▶ **PROVIDED RECORDS**
________
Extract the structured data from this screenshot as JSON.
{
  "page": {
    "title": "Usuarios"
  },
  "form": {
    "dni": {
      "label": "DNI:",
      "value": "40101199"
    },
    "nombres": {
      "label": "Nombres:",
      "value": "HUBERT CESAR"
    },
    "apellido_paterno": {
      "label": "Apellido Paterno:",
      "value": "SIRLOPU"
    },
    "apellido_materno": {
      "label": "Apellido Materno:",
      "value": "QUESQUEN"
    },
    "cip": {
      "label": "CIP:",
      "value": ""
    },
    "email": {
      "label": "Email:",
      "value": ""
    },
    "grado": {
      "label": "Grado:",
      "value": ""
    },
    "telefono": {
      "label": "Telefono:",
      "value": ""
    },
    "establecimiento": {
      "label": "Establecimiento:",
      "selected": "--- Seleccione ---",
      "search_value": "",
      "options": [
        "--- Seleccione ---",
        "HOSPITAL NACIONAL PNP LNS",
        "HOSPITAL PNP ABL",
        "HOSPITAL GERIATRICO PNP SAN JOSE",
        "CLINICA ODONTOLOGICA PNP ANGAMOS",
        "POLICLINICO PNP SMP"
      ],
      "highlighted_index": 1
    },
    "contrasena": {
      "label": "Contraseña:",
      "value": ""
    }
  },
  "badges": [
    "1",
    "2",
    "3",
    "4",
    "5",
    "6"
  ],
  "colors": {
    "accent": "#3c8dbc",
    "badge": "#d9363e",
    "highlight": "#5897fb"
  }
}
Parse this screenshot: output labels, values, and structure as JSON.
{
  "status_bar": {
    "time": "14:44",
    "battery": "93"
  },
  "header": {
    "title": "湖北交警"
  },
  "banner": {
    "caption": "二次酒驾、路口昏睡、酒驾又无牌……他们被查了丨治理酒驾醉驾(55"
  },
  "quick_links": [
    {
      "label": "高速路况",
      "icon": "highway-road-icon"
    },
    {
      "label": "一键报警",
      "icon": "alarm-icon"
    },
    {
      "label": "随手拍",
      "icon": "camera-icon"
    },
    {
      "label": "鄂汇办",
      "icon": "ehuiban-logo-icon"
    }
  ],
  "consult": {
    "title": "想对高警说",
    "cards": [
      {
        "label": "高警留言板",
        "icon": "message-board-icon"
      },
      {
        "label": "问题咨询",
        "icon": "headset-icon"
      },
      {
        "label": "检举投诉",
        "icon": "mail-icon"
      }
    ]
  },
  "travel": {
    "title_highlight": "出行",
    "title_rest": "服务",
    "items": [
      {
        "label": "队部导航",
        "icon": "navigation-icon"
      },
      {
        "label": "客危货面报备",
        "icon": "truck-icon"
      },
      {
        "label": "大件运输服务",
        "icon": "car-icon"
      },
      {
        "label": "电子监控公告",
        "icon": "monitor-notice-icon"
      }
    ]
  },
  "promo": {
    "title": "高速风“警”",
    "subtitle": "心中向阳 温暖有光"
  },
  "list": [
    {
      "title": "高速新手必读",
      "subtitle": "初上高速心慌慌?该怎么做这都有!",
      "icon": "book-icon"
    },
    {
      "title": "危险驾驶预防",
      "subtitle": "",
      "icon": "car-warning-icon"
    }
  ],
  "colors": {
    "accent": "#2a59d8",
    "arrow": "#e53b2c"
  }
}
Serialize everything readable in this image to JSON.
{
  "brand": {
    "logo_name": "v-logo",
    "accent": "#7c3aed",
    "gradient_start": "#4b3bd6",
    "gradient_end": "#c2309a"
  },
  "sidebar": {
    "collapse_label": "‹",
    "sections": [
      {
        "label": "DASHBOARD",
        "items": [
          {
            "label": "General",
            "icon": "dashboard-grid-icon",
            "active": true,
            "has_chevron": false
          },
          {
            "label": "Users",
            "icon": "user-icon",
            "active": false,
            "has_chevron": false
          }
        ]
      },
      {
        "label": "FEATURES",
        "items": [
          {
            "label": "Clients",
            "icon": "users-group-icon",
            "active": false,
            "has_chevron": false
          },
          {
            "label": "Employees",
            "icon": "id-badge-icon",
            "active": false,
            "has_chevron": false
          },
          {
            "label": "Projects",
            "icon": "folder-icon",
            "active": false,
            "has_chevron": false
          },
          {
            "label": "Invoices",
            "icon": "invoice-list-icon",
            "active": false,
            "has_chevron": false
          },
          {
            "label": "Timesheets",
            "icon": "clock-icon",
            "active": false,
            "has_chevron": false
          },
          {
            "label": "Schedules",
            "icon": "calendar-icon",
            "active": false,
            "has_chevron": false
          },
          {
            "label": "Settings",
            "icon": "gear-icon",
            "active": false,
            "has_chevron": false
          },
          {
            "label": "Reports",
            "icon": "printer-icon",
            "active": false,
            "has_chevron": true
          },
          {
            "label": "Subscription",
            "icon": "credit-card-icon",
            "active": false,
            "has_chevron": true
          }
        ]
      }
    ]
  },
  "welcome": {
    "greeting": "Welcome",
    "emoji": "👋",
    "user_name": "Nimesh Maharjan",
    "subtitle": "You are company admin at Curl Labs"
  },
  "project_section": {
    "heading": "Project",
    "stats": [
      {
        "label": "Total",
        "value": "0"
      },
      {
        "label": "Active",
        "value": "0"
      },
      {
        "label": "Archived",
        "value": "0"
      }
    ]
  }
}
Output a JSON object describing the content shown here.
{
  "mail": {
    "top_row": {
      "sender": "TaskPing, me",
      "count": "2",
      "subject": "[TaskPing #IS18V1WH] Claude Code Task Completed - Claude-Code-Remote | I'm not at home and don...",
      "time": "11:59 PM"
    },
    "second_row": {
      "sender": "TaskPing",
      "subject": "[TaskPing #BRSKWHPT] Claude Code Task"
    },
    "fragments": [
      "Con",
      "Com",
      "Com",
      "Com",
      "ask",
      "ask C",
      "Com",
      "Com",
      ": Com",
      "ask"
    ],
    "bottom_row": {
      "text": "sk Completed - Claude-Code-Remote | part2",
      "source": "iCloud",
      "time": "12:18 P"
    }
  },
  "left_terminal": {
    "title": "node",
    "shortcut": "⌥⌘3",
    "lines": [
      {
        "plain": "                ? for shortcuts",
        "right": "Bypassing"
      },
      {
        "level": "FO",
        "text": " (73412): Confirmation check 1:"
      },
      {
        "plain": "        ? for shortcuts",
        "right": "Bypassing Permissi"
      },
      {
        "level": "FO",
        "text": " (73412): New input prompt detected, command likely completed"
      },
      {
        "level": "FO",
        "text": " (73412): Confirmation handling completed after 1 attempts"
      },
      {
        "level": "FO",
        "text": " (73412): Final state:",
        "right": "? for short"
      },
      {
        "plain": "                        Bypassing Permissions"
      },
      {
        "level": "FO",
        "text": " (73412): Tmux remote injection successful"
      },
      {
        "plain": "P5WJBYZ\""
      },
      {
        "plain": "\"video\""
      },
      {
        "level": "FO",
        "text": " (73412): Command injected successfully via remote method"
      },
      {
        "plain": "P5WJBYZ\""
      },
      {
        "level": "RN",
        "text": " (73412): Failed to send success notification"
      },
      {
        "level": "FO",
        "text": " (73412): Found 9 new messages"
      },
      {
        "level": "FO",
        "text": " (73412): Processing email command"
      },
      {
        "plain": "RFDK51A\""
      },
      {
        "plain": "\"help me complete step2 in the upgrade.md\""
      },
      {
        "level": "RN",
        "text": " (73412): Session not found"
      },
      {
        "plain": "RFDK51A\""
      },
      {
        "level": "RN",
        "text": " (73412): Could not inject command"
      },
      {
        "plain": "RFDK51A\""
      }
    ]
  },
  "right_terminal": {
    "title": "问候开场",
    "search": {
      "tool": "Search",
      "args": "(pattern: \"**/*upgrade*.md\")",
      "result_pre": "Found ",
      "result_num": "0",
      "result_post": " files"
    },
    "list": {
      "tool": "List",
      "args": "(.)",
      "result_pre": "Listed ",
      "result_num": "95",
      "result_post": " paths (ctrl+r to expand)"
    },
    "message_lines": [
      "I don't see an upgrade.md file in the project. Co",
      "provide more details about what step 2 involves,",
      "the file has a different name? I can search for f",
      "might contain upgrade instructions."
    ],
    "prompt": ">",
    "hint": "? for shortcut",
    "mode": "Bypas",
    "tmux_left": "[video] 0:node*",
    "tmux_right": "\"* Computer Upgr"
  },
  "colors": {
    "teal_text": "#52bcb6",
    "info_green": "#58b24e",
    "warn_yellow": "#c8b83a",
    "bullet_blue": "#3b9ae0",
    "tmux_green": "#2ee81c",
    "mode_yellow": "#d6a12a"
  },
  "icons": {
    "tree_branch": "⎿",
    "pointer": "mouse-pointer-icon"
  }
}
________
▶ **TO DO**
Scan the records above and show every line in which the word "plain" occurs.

▶ **SOLUTION TO THIS TASK**
        "plain": "                ? for shortcuts",
        "plain": "        ? for shortcuts",
        "plain": "                        Bypassing Permissions"
        "plain": "P5WJBYZ\""
        "plain": "\"video\""
        "plain": "P5WJBYZ\""
        "plain": "RFDK51A\""
        "plain": "\"help me complete step2 in the upgrade.md\""
        "plain": "RFDK51A\""
        "plain": "RFDK51A\""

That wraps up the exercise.